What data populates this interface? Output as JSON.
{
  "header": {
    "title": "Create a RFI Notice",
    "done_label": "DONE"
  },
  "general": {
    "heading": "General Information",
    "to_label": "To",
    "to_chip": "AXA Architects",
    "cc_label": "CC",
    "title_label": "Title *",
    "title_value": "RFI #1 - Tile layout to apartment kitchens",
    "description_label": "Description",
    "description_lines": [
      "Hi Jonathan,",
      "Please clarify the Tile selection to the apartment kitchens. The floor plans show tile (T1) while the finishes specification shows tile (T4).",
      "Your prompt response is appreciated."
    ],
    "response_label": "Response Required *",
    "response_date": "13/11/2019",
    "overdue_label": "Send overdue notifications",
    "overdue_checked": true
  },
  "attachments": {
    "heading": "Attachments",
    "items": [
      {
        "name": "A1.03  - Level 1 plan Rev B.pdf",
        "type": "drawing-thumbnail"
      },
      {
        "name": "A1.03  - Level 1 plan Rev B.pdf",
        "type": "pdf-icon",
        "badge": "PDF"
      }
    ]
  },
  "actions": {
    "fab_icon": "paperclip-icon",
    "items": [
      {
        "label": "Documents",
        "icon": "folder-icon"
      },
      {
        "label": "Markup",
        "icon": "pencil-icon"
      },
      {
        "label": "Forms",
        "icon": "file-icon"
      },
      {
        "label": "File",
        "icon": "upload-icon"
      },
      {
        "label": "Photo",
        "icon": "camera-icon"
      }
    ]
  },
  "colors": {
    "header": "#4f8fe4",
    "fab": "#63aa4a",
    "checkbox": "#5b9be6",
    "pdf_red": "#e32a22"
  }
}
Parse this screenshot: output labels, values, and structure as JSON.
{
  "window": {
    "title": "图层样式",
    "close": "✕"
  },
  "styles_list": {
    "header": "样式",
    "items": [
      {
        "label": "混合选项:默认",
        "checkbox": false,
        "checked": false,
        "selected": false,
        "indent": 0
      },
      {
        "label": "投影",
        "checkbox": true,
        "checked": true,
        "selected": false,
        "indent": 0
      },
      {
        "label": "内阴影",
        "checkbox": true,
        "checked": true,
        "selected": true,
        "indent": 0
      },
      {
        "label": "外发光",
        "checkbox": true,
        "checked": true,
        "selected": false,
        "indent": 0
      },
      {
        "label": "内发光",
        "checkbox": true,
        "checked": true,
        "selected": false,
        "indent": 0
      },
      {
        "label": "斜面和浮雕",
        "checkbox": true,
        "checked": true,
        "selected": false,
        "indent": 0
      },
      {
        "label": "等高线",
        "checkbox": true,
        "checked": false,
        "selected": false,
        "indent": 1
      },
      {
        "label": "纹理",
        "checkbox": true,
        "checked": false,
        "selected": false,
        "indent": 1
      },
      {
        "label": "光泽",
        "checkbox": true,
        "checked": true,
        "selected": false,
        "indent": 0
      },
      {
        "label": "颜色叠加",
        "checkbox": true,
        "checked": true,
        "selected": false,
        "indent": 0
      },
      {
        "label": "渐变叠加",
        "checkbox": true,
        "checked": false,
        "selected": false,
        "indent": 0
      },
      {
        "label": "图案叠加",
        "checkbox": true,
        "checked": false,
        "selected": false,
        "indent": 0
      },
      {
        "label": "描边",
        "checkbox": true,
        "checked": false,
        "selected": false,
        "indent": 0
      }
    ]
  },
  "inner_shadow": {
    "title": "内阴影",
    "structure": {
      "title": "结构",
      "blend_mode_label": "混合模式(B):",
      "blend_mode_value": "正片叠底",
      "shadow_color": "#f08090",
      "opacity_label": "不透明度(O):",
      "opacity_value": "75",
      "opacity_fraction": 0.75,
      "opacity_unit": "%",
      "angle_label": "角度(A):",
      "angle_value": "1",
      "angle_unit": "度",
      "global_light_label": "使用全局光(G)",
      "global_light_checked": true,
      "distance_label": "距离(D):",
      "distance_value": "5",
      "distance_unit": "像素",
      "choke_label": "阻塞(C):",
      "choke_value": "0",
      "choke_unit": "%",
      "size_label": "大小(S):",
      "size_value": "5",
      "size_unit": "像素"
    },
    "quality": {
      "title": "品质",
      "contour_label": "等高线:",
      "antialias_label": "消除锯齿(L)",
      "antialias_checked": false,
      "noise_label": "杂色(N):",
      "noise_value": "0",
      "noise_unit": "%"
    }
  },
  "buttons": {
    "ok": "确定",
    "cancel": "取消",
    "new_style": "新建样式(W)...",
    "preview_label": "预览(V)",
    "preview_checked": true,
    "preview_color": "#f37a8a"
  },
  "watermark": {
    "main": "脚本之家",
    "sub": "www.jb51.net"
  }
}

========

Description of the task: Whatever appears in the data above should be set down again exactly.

Solution to the exercise:
What data populates this interface? Output as JSON.
{
  "header": {
    "title": "Create a RFI Notice",
    "done_label": "DONE"
  },
  "general": {
    "heading": "General Information",
    "to_label": "To",
    "to_chip": "AXA Architects",
    "cc_label": "CC",
    "title_label": "Title *",
    "title_value": "RFI #1 - Tile layout to apartment kitchens",
    "description_label": "Description",
    "description_lines": [
      "Hi Jonathan,",
      "Please clarify the Tile selection to the apartment kitchens. The floor plans show tile (T1) while the finishes specification shows tile (T4).",
      "Your prompt response is appreciated."
    ],
    "response_label": "Response Required *",
    "response_date": "13/11/2019",
    "overdue_label": "Send overdue notifications",
    "overdue_checked": true
  },
  "attachments": {
    "heading": "Attachments",
    "items": [
      {
        "name": "A1.03  - Level 1 plan Rev B.pdf",
        "type": "drawing-thumbnail"
      },
      {
        "name": "A1.03  - Level 1 plan Rev B.pdf",
        "type": "pdf-icon",
        "badge": "PDF"
      }
    ]
  },
  "actions": {
    "fab_icon": "paperclip-icon",
    "items": [
      {
        "label": "Documents",
        "icon": "folder-icon"
      },
      {
        "label": "Markup",
        "icon": "pencil-icon"
      },
      {
        "label": "Forms",
        "icon": "file-icon"
      },
      {
        "label": "File",
        "icon": "upload-icon"
      },
      {
        "label": "Photo",
        "icon": "camera-icon"
      }
    ]
  },
  "colors": {
    "header": "#4f8fe4",
    "fab": "#63aa4a",
    "checkbox": "#5b9be6",
    "pdf_red": "#e32a22"
  }
}
Parse this screenshot: output labels, values, and structure as JSON.
{
  "window": {
    "title": "图层样式",
    "close": "✕"
  },
  "styles_list": {
    "header": "样式",
    "items": [
      {
        "label": "混合选项:默认",
        "checkbox": false,
        "checked": false,
        "selected": false,
        "indent": 0
      },
      {
        "label": "投影",
        "checkbox": true,
        "checked": true,
        "selected": false,
        "indent": 0
      },
      {
        "label": "内阴影",
        "checkbox": true,
        "checked": true,
        "selected": true,
        "indent": 0
      },
      {
        "label": "外发光",
        "checkbox": true,
        "checked": true,
        "selected": false,
        "indent": 0
      },
      {
        "label": "内发光",
        "checkbox": true,
        "checked": true,
        "selected": false,
        "indent": 0
      },
      {
        "label": "斜面和浮雕",
        "checkbox": true,
        "checked": true,
        "selected": false,
        "indent": 0
      },
      {
        "label": "等高线",
        "checkbox": true,
        "checked": false,
        "selected": false,
        "indent": 1
      },
      {
        "label": "纹理",
        "checkbox": true,
        "checked": false,
        "selected": false,
        "indent": 1
      },
      {
        "label": "光泽",
        "checkbox": true,
        "checked": true,
        "selected": false,
        "indent": 0
      },
      {
        "label": "颜色叠加",
        "checkbox": true,
        "checked": true,
        "selected": false,
        "indent": 0
      },
      {
        "label": "渐变叠加",
        "checkbox": true,
        "checked": false,
        "selected": false,
        "indent": 0
      },
      {
        "label": "图案叠加",
        "checkbox": true,
        "checked": false,
        "selected": false,
        "indent": 0
      },
      {
        "label": "描边",
        "checkbox": true,
        "checked": false,
        "selected": false,
        "indent": 0
      }
    ]
  },
  "inner_shadow": {
    "title": "内阴影",
    "structure": {
      "title": "结构",
      "blend_mode_label": "混合模式(B):",
      "blend_mode_value": "正片叠底",
      "shadow_color": "#f08090",
      "opacity_label": "不透明度(O):",
      "opacity_value": "75",
      "opacity_fraction": 0.75,
      "opacity_unit": "%",
      "angle_label": "角度(A):",
      "angle_value": "1",
      "angle_unit": "度",
      "global_light_label": "使用全局光(G)",
      "global_light_checked": true,
      "distance_label": "距离(D):",
      "distance_value": "5",
      "distance_unit": "像素",
      "choke_label": "阻塞(C):",
      "choke_value": "0",
      "choke_unit": "%",
      "size_label": "大小(S):",
      "size_value": "5",
      "size_unit": "像素"
    },
    "quality": {
      "title": "品质",
      "contour_label": "等高线:",
      "antialias_label": "消除锯齿(L)",
      "antialias_checked": false,
      "noise_label": "杂色(N):",
      "noise_value": "0",
      "noise_unit": "%"
    }
  },
  "buttons": {
    "ok": "确定",
    "cancel": "取消",
    "new_style": "新建样式(W)...",
    "preview_label": "预览(V)",
    "preview_checked": true,
    "preview_color": "#f37a8a"
  },
  "watermark": {
    "main": "脚本之家",
    "sub": "www.jb51.net"
  }
}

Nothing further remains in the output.